Protesters decry Falash Mura indecision

Ethiopian olim to protes

Thousands of Ethiopian Israelis will gather in the capital on Sunday morning to protest the government's failure to reach a decision or raise a discussion on the immigration of some 8,700 Ethiopian Jews still waiting to make aliya. The main point of frustration, say community members here - many of whom have close relatives still living in Ethiopia - is the continued refusal by the government to put the controversial aliya on its current agenda. According to a spokesman for Interior Minister Eli Yishai (Shas), who has repeatedly expressed support for bringing in the Falash Mura - Ethiopian Jews whose ancestors were forcibly converted to Christianity centuries ago - the minister has tried at least twice to schedule the matter on the weekly cabinet meeting.

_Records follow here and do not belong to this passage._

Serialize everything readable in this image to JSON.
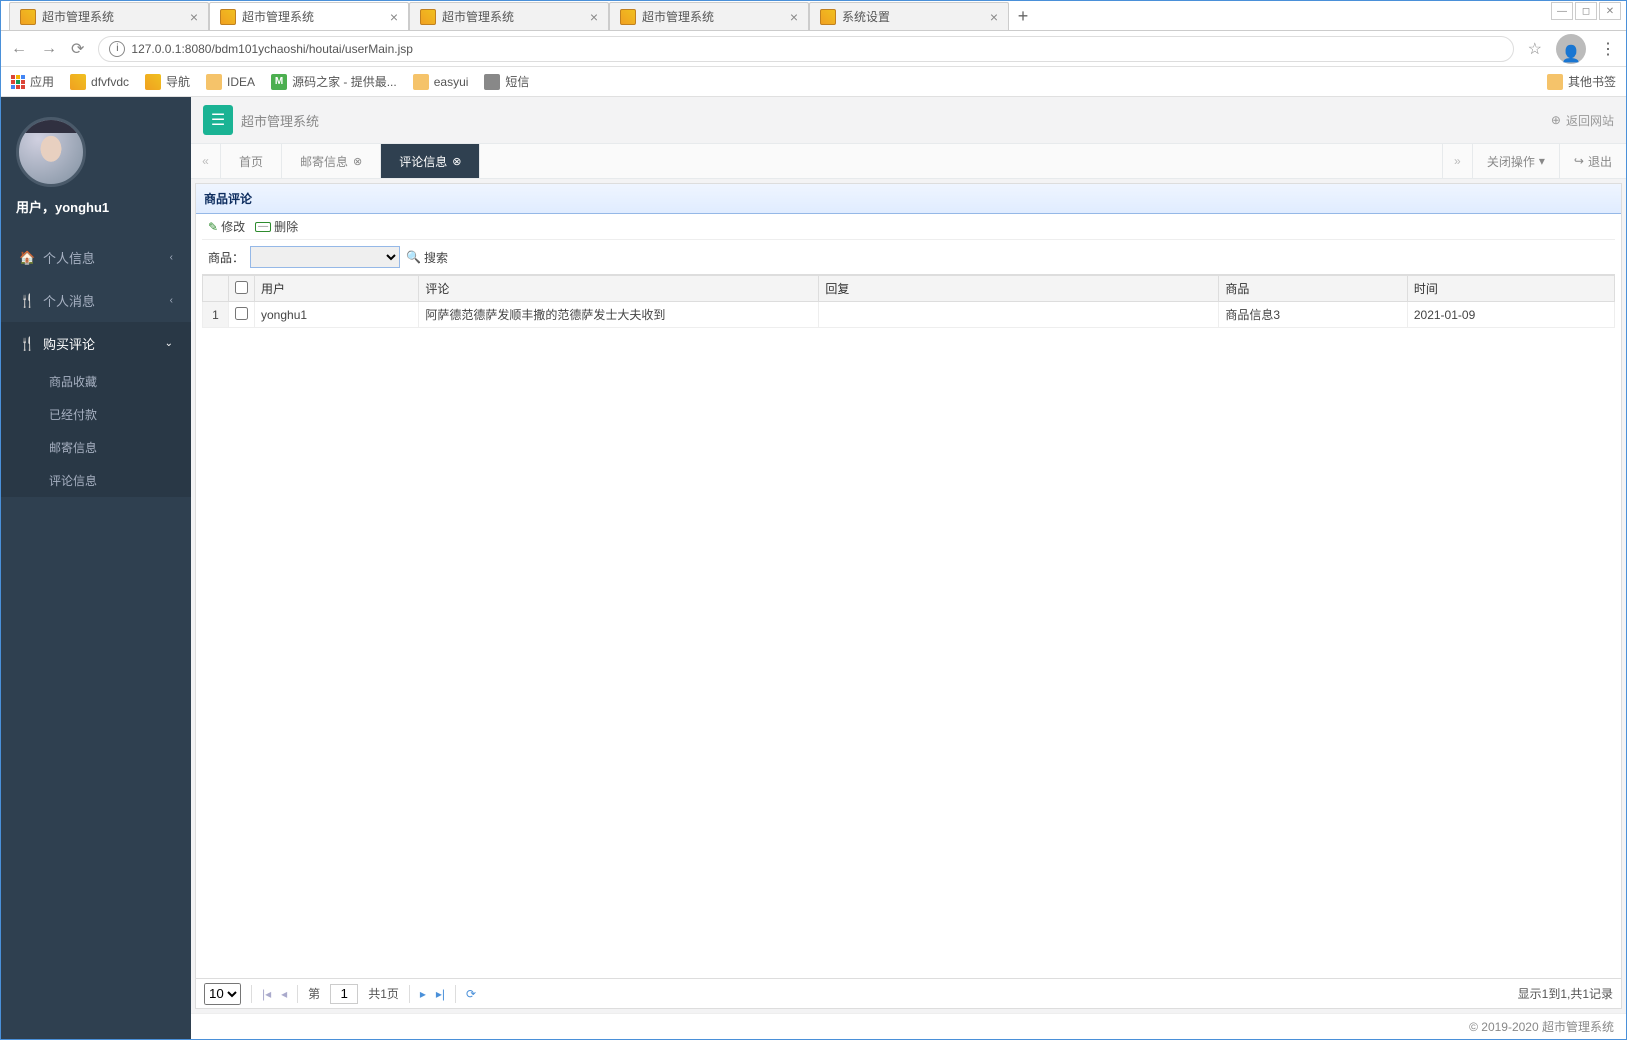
{
  "browser": {
    "tabs": [
      {
        "title": "超市管理系统"
      },
      {
        "title": "超市管理系统"
      },
      {
        "title": "超市管理系统"
      },
      {
        "title": "超市管理系统"
      },
      {
        "title": "系统设置"
      }
    ],
    "active_tab_index": 1,
    "url": "127.0.0.1:8080/bdm101ychaoshi/houtai/userMain.jsp",
    "bookmarks_label": "应用",
    "bookmarks": [
      {
        "label": "dfvfvdc"
      },
      {
        "label": "导航"
      },
      {
        "label": "IDEA"
      },
      {
        "label": "源码之家 - 提供最..."
      },
      {
        "label": "easyui"
      },
      {
        "label": "短信"
      }
    ],
    "other_bookmarks": "其他书签"
  },
  "sidebar": {
    "user_label": "用户，yonghu1",
    "menu": [
      {
        "icon": "🏠",
        "label": "个人信息",
        "chev": "‹"
      },
      {
        "icon": "🍴",
        "label": "个人消息",
        "chev": "‹"
      },
      {
        "icon": "🍴",
        "label": "购买评论",
        "chev": "⌄",
        "open": true
      }
    ],
    "submenu": [
      {
        "label": "商品收藏"
      },
      {
        "label": "已经付款"
      },
      {
        "label": "邮寄信息"
      },
      {
        "label": "评论信息"
      }
    ]
  },
  "topbar": {
    "title": "超市管理系统",
    "return": "返回网站"
  },
  "tabbar": {
    "tabs": [
      {
        "label": "首页",
        "closable": false
      },
      {
        "label": "邮寄信息",
        "closable": true
      },
      {
        "label": "评论信息",
        "closable": true
      }
    ],
    "active_index": 2,
    "close_ops": "关闭操作",
    "logout": "退出"
  },
  "panel": {
    "title": "商品评论",
    "toolbar": {
      "edit": "修改",
      "delete": "删除"
    },
    "search": {
      "label": "商品：",
      "button": "搜索",
      "value": ""
    },
    "columns": {
      "user": "用户",
      "comment": "评论",
      "reply": "回复",
      "product": "商品",
      "time": "时间"
    },
    "rows": [
      {
        "n": "1",
        "user": "yonghu1",
        "comment": "阿萨德范德萨发顺丰撒的范德萨发士大夫收到",
        "reply": "",
        "product": "商品信息3",
        "time": "2021-01-09"
      }
    ]
  },
  "pager": {
    "page_size": "10",
    "page_prefix": "第",
    "page_value": "1",
    "page_total": "共1页",
    "info": "显示1到1,共1记录"
  },
  "footer": {
    "copyright": "© 2019-2020 超市管理系统"
  }
}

Both times, last week and this coming week, the subject was removed from the line-up. Yishai's spokesman blamed factions in the Likud for preventing the debate from reaching the cabinet. Also exasperated over the government's failure to adequately address this issue is Ethiopian MK Shlomo Molla (Kadima), who is planning to submit a private members bill on Sunday that would outline in law the timeframe the government has to bring the remaining eligible Falash Mura on aliya. "It seems that the prime minister is against the aliya of the Falash Mura," said former Supreme Court justice Meir Shamgar, who spearheads the Public Council for Ethiopian Jews, a lobby group that has been increasingly pressuring the government to move forward with the stalled immigration. "I believe that we have to bring these people here and I will continue to pressure the government and force them to change the current decision," he said. Last month, Molla, at the request of Knesset Speaker Reuven Rivlin (Likud), traveled to Ethiopia with two other MKs to assess the situation there. The delegation reported that despite clear government directives to continue the flow of aliya and a State Comptroller's Office report urging the government to bring in the people based on humanitarian concerns, the immigration process of some 8,700 people has not moved forward in more than a year. Renewed pressure to address Ethiopian aliya comes two-and-a-half years after it was officially announced that immigration from there was close to completion. In July 2007, senior Jewish Agency officials in Ethiopia said that all remaining Ethiopian Jews eligible under government criteria would be in Israel within one year. Six months later the Interior Ministry recalled it's Gondar-based staff. However, subsequent protests from local community members, representatives of North American Jewry and several key Israeli legislators pointed out that thousands more Falash Mura still needed to be assessed for immigration. This caused the government to rethink its decision. In September 2008, the Interior Ministry announced that it would return its representatives to Ethiopia. Despite that move, Molla and those involved in facilitating aliya from Ethiopia claim that not one member of the Falash Mura community has been brought to Israel in the past year. The Knesset's State Control Committee last month threatened to hold a parliamentary inquiry into why the process has stalled and will discuss the matter in the coming weeks. In a written response to The Jerusalem Post on Thursday, a spokesman for the Prime Minister's Office said this issue has not yet been brought up in the cabinet meeting because "we are talking about a change in policy of a previous government's decision and it therefore must be approved by all ministries involved in the matter."